** Opening Supplied information block **

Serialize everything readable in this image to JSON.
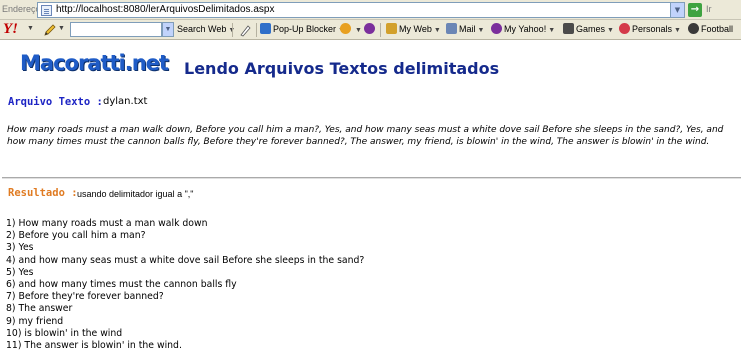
{
  "address_bar": {
    "label": "Endereço",
    "url": "http://localhost:8080/lerArquivosDelimitados.aspx",
    "go_label": "Ir"
  },
  "yahoo_toolbar": {
    "logo": "Y!",
    "search_button": "Search Web",
    "items": [
      {
        "label": "Pop-Up Blocker",
        "icon": "popup-blocker-icon",
        "color": "#2f6fc9"
      },
      {
        "label": "My Web",
        "icon": "my-web-icon",
        "color": "#d2a02b"
      },
      {
        "label": "Mail",
        "icon": "mail-icon",
        "color": "#6b86b5"
      },
      {
        "label": "My Yahoo!",
        "icon": "my-yahoo-icon",
        "color": "#7b2f9c"
      },
      {
        "label": "Games",
        "icon": "games-icon",
        "color": "#4b4b4b"
      },
      {
        "label": "Personals",
        "icon": "personals-icon",
        "color": "#d43a4a"
      },
      {
        "label": "Football",
        "icon": "football-icon",
        "color": "#3a3a3a"
      }
    ]
  },
  "page": {
    "logo": "Macoratti.net",
    "title": "Lendo Arquivos Textos delimitados",
    "arquivo_label": "Arquivo Texto :",
    "arquivo_value": "dylan.txt",
    "lyrics": "How many roads must a man walk down, Before you call him a man?, Yes, and how many seas must a white dove sail Before she sleeps in the sand?, Yes, and how many times must the cannon balls fly, Before they're forever banned?, The answer, my friend, is blowin' in the wind, The answer is blowin' in the wind.",
    "resultado_label": "Resultado :",
    "resultado_value": "usando delimitador igual a \",\"",
    "results": [
      "1) How many roads must a man walk down",
      "2) Before you call him a man?",
      "3) Yes",
      "4) and how many seas must a white dove sail Before she sleeps in the sand?",
      "5) Yes",
      "6) and how many times must the cannon balls fly",
      "7) Before they're forever banned?",
      "8) The answer",
      "9) my friend",
      "10) is blowin' in the wind",
      "11) The answer is blowin' in the wind."
    ]
  },
  "colors": {
    "logo": "#1f5cc7",
    "title": "#152a8c",
    "arquivo_label": "#1d24c4",
    "resultado_label": "#e07b22"
  }
}
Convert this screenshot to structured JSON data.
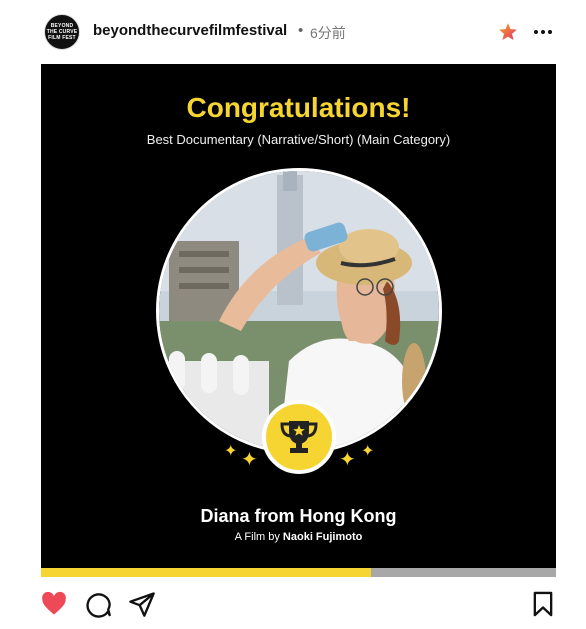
{
  "header": {
    "avatar_lines": [
      "BEYOND",
      "THE CURVE",
      "FILM FEST"
    ],
    "account_name": "beyondthecurvefilmfestival",
    "separator": "•",
    "time_ago": "6分前"
  },
  "post": {
    "title": "Congratulations!",
    "subtitle": "Best Documentary (Narrative/Short) (Main Category)",
    "film_title": "Diana from Hong Kong",
    "credit_prefix": "A Film by",
    "director": "Naoki Fujimoto",
    "accent_color": "#f6d532",
    "background_color": "#000000",
    "carousel_progress": 0.64
  },
  "actions": {
    "like_icon": "heart-icon",
    "comment_icon": "comment-icon",
    "share_icon": "send-icon",
    "save_icon": "bookmark-icon",
    "like_color": "#ed4956"
  }
}
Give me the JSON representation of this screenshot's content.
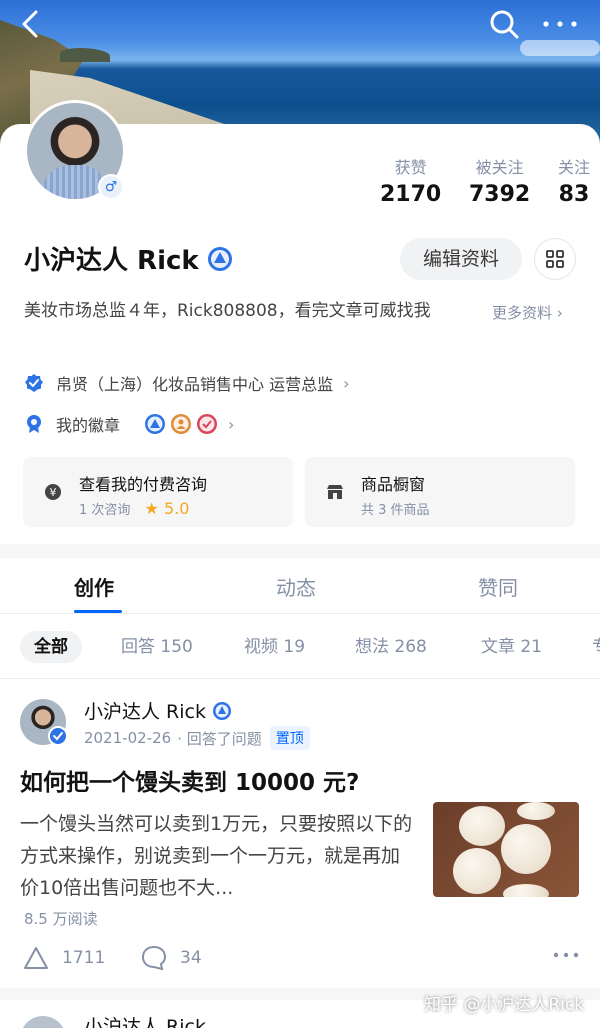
{
  "profile": {
    "name": "小沪达人 Rick",
    "gender_symbol": "♂",
    "bio": "美妆市场总监４年，Rick808808，看完文章可威找我",
    "more_info": "更多资料 ›",
    "company": "帛贤（上海）化妆品销售中心 运营总监",
    "badges_label": "我的徽章",
    "edit_button": "编辑资料"
  },
  "stats": [
    {
      "label": "获赞",
      "value": "2170"
    },
    {
      "label": "被关注",
      "value": "7392"
    },
    {
      "label": "关注",
      "value": "83"
    }
  ],
  "tiles": {
    "consult": {
      "title": "查看我的付费咨询",
      "sub": "1 次咨询",
      "rating": "★ 5.0"
    },
    "shop": {
      "title": "商品橱窗",
      "sub": "共 3 件商品"
    }
  },
  "tabs": [
    "创作",
    "动态",
    "赞同"
  ],
  "filters": [
    "全部",
    "回答 150",
    "视频 19",
    "想法 268",
    "文章 21",
    "专"
  ],
  "post": {
    "author": "小沪达人 Rick",
    "date": "2021-02-26",
    "action": "· 回答了问题",
    "pin": "置顶",
    "title": "如何把一个馒头卖到 10000 元?",
    "excerpt": "一个馒头当然可以卖到1万元，只要按照以下的方式来操作，别说卖到一个一万元，就是再加价10倍出售问题也不大...",
    "reads": "8.5 万阅读",
    "likes": "1711",
    "comments": "34"
  },
  "next_post_author": "小沪达人 Rick",
  "watermark": "知乎 @小沪达人Rick",
  "colors": {
    "accent": "#0066ff",
    "muted": "#8590a6",
    "star": "#f5a623"
  }
}
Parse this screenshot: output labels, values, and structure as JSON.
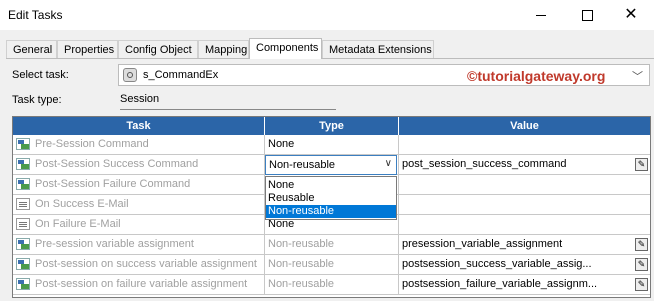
{
  "window": {
    "title": "Edit Tasks"
  },
  "tabs": [
    {
      "label": "General",
      "active": false
    },
    {
      "label": "Properties",
      "active": false
    },
    {
      "label": "Config Object",
      "active": false
    },
    {
      "label": "Mapping",
      "active": false
    },
    {
      "label": "Components",
      "active": true
    },
    {
      "label": "Metadata Extensions",
      "active": false
    }
  ],
  "select_task": {
    "label": "Select task:",
    "value": "s_CommandEx",
    "watermark": "©tutorialgateway.org"
  },
  "task_type": {
    "label": "Task type:",
    "value": "Session"
  },
  "grid": {
    "headers": {
      "task": "Task",
      "type": "Type",
      "value": "Value"
    },
    "header_color": "#2b65a8",
    "rows": [
      {
        "task": "Pre-Session Command",
        "type": "None",
        "value": "",
        "icon": "command-icon"
      },
      {
        "task": "Post-Session Success Command",
        "type": "Non-reusable",
        "value": "post_session_success_command",
        "icon": "command-icon"
      },
      {
        "task": "Post-Session Failure Command",
        "type": "",
        "value": "",
        "icon": "command-icon"
      },
      {
        "task": "On Success E-Mail",
        "type": "",
        "value": "",
        "icon": "email-icon"
      },
      {
        "task": "On Failure E-Mail",
        "type": "None",
        "value": "",
        "icon": "email-icon"
      },
      {
        "task": "Pre-session variable assignment",
        "type": "Non-reusable",
        "value": "presession_variable_assignment",
        "icon": "command-icon"
      },
      {
        "task": "Post-session on success variable assignment",
        "type": "Non-reusable",
        "value": "postsession_success_variable_assig...",
        "icon": "command-icon"
      },
      {
        "task": "Post-session on failure variable assignment",
        "type": "Non-reusable",
        "value": "postsession_failure_variable_assignm...",
        "icon": "command-icon"
      }
    ]
  },
  "type_dropdown": {
    "selected": "Non-reusable",
    "options": [
      "None",
      "Reusable",
      "Non-reusable"
    ],
    "highlight_color": "#0078d7"
  }
}
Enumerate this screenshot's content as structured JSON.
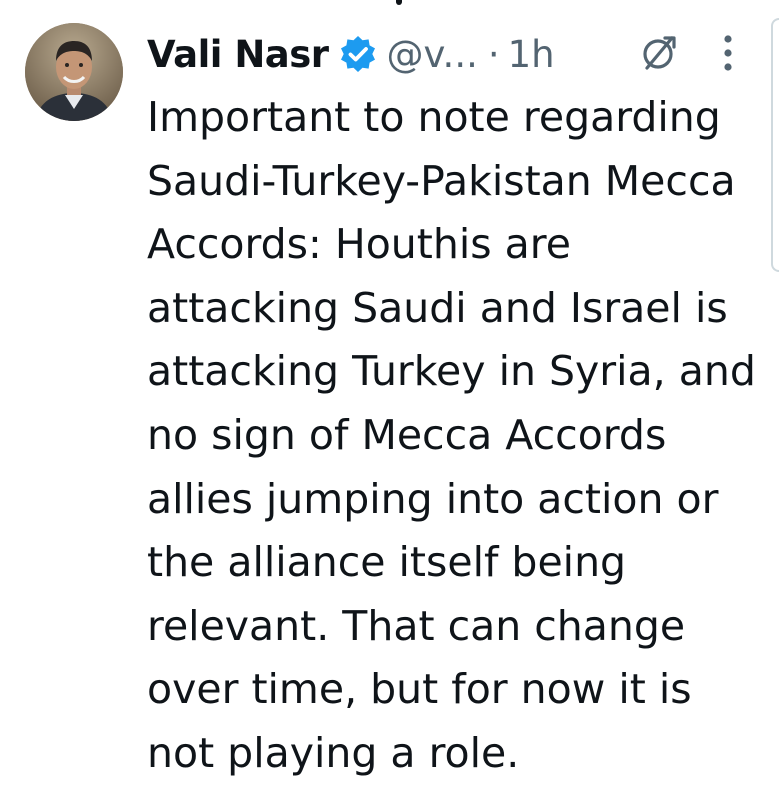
{
  "tweet": {
    "author": {
      "display_name": "Vali Nasr",
      "handle": "@v...",
      "verified_icon": "verified-badge-icon"
    },
    "separator": "·",
    "time": "1h",
    "icons": {
      "grok": "grok-icon",
      "more": "more-vertical-icon"
    },
    "text": "Important to note regarding Saudi-Turkey-Pakistan Mecca Accords: Houthis are attacking Saudi and Israel is attacking Turkey in Syria, and no sign of Mecca Accords allies jumping into action or the alliance itself being relevant. That can change over time, but for now it is not playing a role."
  },
  "colors": {
    "text": "#0f1419",
    "secondary": "#536471",
    "verified": "#1d9bf0"
  }
}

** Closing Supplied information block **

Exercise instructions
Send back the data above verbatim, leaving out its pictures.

Written response
Serialize everything readable in this image to JSON.
{
  "address_bar": {
    "label": "Endereço",
    "url": "http://localhost:8080/lerArquivosDelimitados.aspx",
    "go_label": "Ir"
  },
  "yahoo_toolbar": {
    "logo": "Y!",
    "search_button": "Search Web",
    "items": [
      {
        "label": "Pop-Up Blocker",
        "icon": "popup-blocker-icon",
        "color": "#2f6fc9"
      },
      {
        "label": "My Web",
        "icon": "my-web-icon",
        "color": "#d2a02b"
      },
      {
        "label": "Mail",
        "icon": "mail-icon",
        "color": "#6b86b5"
      },
      {
        "label": "My Yahoo!",
        "icon": "my-yahoo-icon",
        "color": "#7b2f9c"
      },
      {
        "label": "Games",
        "icon": "games-icon",
        "color": "#4b4b4b"
      },
      {
        "label": "Personals",
        "icon": "personals-icon",
        "color": "#d43a4a"
      },
      {
        "label": "Football",
        "icon": "football-icon",
        "color": "#3a3a3a"
      }
    ]
  },
  "page": {
    "logo": "Macoratti.net",
    "title": "Lendo Arquivos Textos delimitados",
    "arquivo_label": "Arquivo Texto :",
    "arquivo_value": "dylan.txt",
    "lyrics": "How many roads must a man walk down, Before you call him a man?, Yes, and how many seas must a white dove sail Before she sleeps in the sand?, Yes, and how many times must the cannon balls fly, Before they're forever banned?, The answer, my friend, is blowin' in the wind, The answer is blowin' in the wind.",
    "resultado_label": "Resultado :",
    "resultado_value": "usando delimitador igual a \",\"",
    "results": [
      "1) How many roads must a man walk down",
      "2) Before you call him a man?",
      "3) Yes",
      "4) and how many seas must a white dove sail Before she sleeps in the sand?",
      "5) Yes",
      "6) and how many times must the cannon balls fly",
      "7) Before they're forever banned?",
      "8) The answer",
      "9) my friend",
      "10) is blowin' in the wind",
      "11) The answer is blowin' in the wind."
    ]
  },
  "colors": {
    "logo": "#1f5cc7",
    "title": "#152a8c",
    "arquivo_label": "#1d24c4",
    "resultado_label": "#e07b22"
  }
}
Convert this screenshot to structured JSON data.
{
  "header": {
    "avatar_lines": [
      "BEYOND",
      "THE CURVE",
      "FILM FEST"
    ],
    "account_name": "beyondthecurvefilmfestival",
    "separator": "•",
    "time_ago": "6分前"
  },
  "post": {
    "title": "Congratulations!",
    "subtitle": "Best Documentary (Narrative/Short) (Main Category)",
    "film_title": "Diana from Hong Kong",
    "credit_prefix": "A Film by",
    "director": "Naoki Fujimoto",
    "accent_color": "#f6d532",
    "background_color": "#000000",
    "carousel_progress": 0.64
  },
  "actions": {
    "like_icon": "heart-icon",
    "comment_icon": "comment-icon",
    "share_icon": "send-icon",
    "save_icon": "bookmark-icon",
    "like_color": "#ed4956"
  }
}
Give me the JSON representation of this screenshot's content.
{
  "profile": {
    "name": "小沪达人 Rick",
    "gender_symbol": "♂",
    "bio": "美妆市场总监４年，Rick808808，看完文章可威找我",
    "more_info": "更多资料 ›",
    "company": "帛贤（上海）化妆品销售中心 运营总监",
    "badges_label": "我的徽章",
    "edit_button": "编辑资料"
  },
  "stats": [
    {
      "label": "获赞",
      "value": "2170"
    },
    {
      "label": "被关注",
      "value": "7392"
    },
    {
      "label": "关注",
      "value": "83"
    }
  ],
  "tiles": {
    "consult": {
      "title": "查看我的付费咨询",
      "sub": "1 次咨询",
      "rating": "★ 5.0"
    },
    "shop": {
      "title": "商品橱窗",
      "sub": "共 3 件商品"
    }
  },
  "tabs": [
    "创作",
    "动态",
    "赞同"
  ],
  "filters": [
    "全部",
    "回答 150",
    "视频 19",
    "想法 268",
    "文章 21",
    "专"
  ],
  "post": {
    "author": "小沪达人 Rick",
    "date": "2021-02-26",
    "action": "· 回答了问题",
    "pin": "置顶",
    "title": "如何把一个馒头卖到 10000 元?",
    "excerpt": "一个馒头当然可以卖到1万元，只要按照以下的方式来操作，别说卖到一个一万元，就是再加价10倍出售问题也不大...",
    "reads": "8.5 万阅读",
    "likes": "1711",
    "comments": "34"
  },
  "next_post_author": "小沪达人 Rick",
  "watermark": "知乎 @小沪达人Rick",
  "colors": {
    "accent": "#0066ff",
    "muted": "#8590a6",
    "star": "#f5a623"
  }
}
Parse this screenshot: output labels, values, and structure as JSON.
{
  "window": {
    "title": "Edit Tasks"
  },
  "tabs": [
    {
      "label": "General",
      "active": false
    },
    {
      "label": "Properties",
      "active": false
    },
    {
      "label": "Config Object",
      "active": false
    },
    {
      "label": "Mapping",
      "active": false
    },
    {
      "label": "Components",
      "active": true
    },
    {
      "label": "Metadata Extensions",
      "active": false
    }
  ],
  "select_task": {
    "label": "Select task:",
    "value": "s_CommandEx",
    "watermark": "©tutorialgateway.org"
  },
  "task_type": {
    "label": "Task type:",
    "value": "Session"
  },
  "grid": {
    "headers": {
      "task": "Task",
      "type": "Type",
      "value": "Value"
    },
    "header_color": "#2b65a8",
    "rows": [
      {
        "task": "Pre-Session Command",
        "type": "None",
        "value": "",
        "icon": "command-icon"
      },
      {
        "task": "Post-Session Success Command",
        "type": "Non-reusable",
        "value": "post_session_success_command",
        "icon": "command-icon"
      },
      {
        "task": "Post-Session Failure Command",
        "type": "",
        "value": "",
        "icon": "command-icon"
      },
      {
        "task": "On Success E-Mail",
        "type": "",
        "value": "",
        "icon": "email-icon"
      },
      {
        "task": "On Failure E-Mail",
        "type": "None",
        "value": "",
        "icon": "email-icon"
      },
      {
        "task": "Pre-session variable assignment",
        "type": "Non-reusable",
        "value": "presession_variable_assignment",
        "icon": "command-icon"
      },
      {
        "task": "Post-session on success variable assignment",
        "type": "Non-reusable",
        "value": "postsession_success_variable_assig...",
        "icon": "command-icon"
      },
      {
        "task": "Post-session on failure variable assignment",
        "type": "Non-reusable",
        "value": "postsession_failure_variable_assignm...",
        "icon": "command-icon"
      }
    ]
  },
  "type_dropdown": {
    "selected": "Non-reusable",
    "options": [
      "None",
      "Reusable",
      "Non-reusable"
    ],
    "highlight_color": "#0078d7"
  }
}
Enumerate this screenshot's content as structured JSON.
{
  "tweet": {
    "author": {
      "display_name": "Vali Nasr",
      "handle": "@v...",
      "verified_icon": "verified-badge-icon"
    },
    "separator": "·",
    "time": "1h",
    "icons": {
      "grok": "grok-icon",
      "more": "more-vertical-icon"
    },
    "text": "Important to note regarding Saudi-Turkey-Pakistan Mecca Accords: Houthis are attacking Saudi and Israel is attacking Turkey in Syria, and no sign of Mecca Accords allies jumping into action or the alliance itself being relevant. That can change over time, but for now it is not playing a role."
  },
  "colors": {
    "text": "#0f1419",
    "secondary": "#536471",
    "verified": "#1d9bf0"
  }
}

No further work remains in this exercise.